Exercise brief:
Take every line containing "réseau" out of the records.

___ Data records ___

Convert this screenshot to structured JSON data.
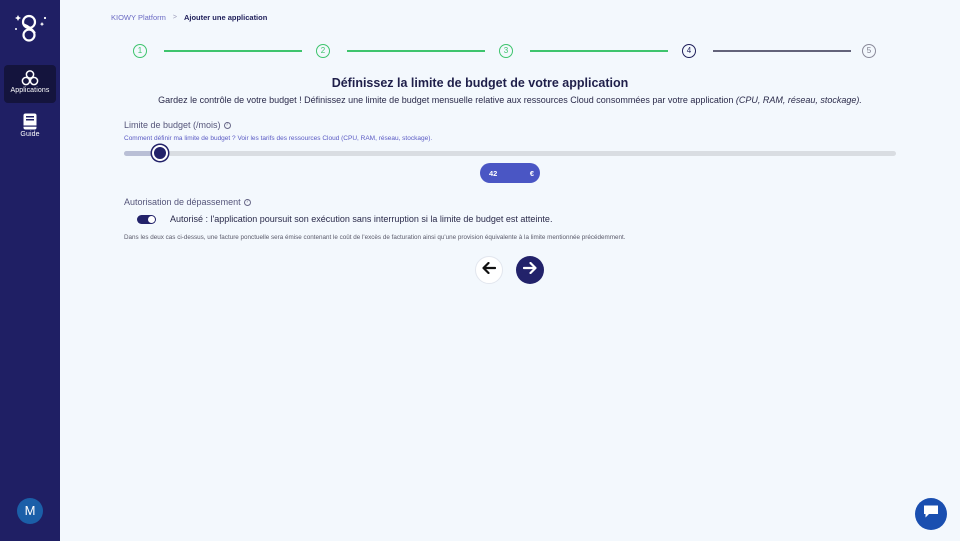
{
  "sidebar": {
    "items": [
      {
        "label": "Applications",
        "icon": "apps-icon",
        "active": true
      },
      {
        "label": "Guide",
        "icon": "book-icon",
        "active": false
      }
    ],
    "avatar_initial": "M"
  },
  "breadcrumb": {
    "root": "KIOWY Platform",
    "separator": ">",
    "current": "Ajouter une application"
  },
  "stepper": {
    "steps": [
      "1",
      "2",
      "3",
      "4",
      "5"
    ],
    "current_step": 4
  },
  "main": {
    "title": "Définissez la limite de budget de votre application",
    "subtitle": "Gardez le contrôle de votre budget ! Définissez une limite de budget mensuelle relative aux ressources Cloud consommées par votre application",
    "subtitle_italic": "(CPU, RAM, réseau, stockage).",
    "budget_label": "Limite de budget (/mois)",
    "help_link_1": "Comment définir ma limite de budget ?",
    "help_link_2": "Voir les tarifs des ressources Cloud (CPU, RAM, réseau, stockage).",
    "budget_value": "42",
    "currency": "€",
    "slider_fraction": 0.047,
    "overrun_label": "Autorisation de dépassement",
    "toggle_on": true,
    "toggle_text": "Autorisé : l'application poursuit son exécution sans interruption si la limite de budget est atteinte.",
    "note": "Dans les deux cas ci-dessus, une facture ponctuelle sera émise contenant le coût de l'excès de facturation ainsi qu'une provision équivalente à la limite mentionnée précédemment."
  },
  "colors": {
    "sidebar_bg": "#1f1f64",
    "accent": "#22226a",
    "step_done": "#3ec46d",
    "budget_box": "#4a56c4",
    "chat": "#1a4fb0"
  }
}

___

Problem solution:
    "subtitle_italic": "(CPU, RAM, réseau, stockage).",
    "help_link_2": "Voir les tarifs des ressources Cloud (CPU, RAM, réseau, stockage).",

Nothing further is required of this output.